A very controversial part of this debate is dressing in traditional Indian head dresses, or wearing costumes that are a mockery of traditional Indian clothing.

I think that Native American people should have say as to what happens to their culture. Certain symbols, like head dresses lined with feathers, often seen at Coachella, are sacred to the native peoples. Taking these symbols lightly is a show of blatant disrespect to their culture.

A controversial branch of this topic deals with the Disney character Pocahontas, and whether children should be able to dress as Pocahontas. I think that, at the time that the Pocahontas movie was animated, cultural appropriation and political correctness weren’t a priority of Disney. Pocahontas represents a potentially racist symbol, that shouldn’t be a costume.

Aside from Native issues, blackface and yellow face have been issues as well.

Black face has historical roots in racism, were white men would play black men on tv and mock them by painting their face black, and their lips bright red. Even if the wearer has good intentions, such as portraying civil rights leaders, the act is completely unacceptable, due to its racist connotation.
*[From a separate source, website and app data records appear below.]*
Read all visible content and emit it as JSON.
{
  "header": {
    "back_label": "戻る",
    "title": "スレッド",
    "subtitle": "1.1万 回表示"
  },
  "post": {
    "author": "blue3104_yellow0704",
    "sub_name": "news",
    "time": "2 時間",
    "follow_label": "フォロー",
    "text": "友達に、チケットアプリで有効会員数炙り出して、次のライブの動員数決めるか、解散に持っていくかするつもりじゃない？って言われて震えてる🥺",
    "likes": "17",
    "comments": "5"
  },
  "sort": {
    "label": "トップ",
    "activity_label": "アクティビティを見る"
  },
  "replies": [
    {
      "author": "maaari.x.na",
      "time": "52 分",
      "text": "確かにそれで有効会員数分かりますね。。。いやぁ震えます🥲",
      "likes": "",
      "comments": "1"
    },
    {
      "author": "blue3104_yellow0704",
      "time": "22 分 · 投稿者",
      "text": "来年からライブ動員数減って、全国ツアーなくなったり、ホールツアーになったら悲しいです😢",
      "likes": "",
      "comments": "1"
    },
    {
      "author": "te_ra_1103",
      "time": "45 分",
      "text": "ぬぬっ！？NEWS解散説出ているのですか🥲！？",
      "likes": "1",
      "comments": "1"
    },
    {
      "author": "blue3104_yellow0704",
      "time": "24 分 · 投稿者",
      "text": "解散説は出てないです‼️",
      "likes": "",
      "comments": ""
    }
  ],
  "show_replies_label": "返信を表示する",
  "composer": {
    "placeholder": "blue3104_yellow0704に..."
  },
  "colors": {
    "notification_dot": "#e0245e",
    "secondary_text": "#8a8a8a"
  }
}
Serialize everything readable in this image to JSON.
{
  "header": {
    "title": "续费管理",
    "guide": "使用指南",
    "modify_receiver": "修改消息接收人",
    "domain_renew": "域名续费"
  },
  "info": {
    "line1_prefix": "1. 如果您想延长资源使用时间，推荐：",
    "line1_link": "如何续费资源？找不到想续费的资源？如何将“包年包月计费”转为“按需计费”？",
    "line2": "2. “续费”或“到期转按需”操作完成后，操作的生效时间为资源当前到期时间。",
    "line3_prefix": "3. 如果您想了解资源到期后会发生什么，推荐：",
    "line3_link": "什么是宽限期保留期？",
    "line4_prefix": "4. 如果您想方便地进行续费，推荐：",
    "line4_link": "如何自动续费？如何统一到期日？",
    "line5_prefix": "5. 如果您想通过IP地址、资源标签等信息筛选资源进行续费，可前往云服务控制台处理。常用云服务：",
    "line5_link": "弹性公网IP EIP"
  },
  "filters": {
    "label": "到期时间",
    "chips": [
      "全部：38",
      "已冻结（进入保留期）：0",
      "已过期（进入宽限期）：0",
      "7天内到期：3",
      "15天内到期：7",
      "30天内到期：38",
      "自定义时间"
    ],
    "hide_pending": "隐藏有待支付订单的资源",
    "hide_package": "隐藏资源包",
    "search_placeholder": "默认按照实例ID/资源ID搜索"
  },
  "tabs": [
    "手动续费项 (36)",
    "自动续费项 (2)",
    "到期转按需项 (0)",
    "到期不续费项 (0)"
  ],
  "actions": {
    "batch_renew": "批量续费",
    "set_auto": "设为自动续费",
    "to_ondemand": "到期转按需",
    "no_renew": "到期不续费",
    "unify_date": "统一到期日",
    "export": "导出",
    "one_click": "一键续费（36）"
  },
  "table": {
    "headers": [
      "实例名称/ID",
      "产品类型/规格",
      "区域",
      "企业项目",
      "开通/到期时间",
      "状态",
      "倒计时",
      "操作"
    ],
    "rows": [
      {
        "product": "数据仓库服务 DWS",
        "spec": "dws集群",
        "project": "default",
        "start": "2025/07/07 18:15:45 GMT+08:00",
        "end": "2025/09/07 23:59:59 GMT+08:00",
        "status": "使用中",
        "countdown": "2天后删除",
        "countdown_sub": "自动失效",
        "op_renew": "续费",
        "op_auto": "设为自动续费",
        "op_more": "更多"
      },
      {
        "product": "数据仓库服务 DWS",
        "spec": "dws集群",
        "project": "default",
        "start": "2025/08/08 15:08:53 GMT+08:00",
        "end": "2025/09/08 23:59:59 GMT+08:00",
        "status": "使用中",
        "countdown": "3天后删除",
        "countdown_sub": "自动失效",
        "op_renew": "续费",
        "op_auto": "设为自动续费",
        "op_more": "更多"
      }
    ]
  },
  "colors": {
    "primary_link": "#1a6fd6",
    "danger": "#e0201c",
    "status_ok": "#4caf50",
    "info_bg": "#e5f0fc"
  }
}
Yellow face is the same issue; white actors and trick or treaters have dressed in traditional Asian clothing, such as kabuki masks, sumo costumes, and wearing Geisha makeup.

In summation, when costume shopping, don’t look for a costume that portrays or mocks something of cultural significance to another race outside of your own. Be creative.

The student news site of Parkview High School
Halloween Costumes: Where’s the line?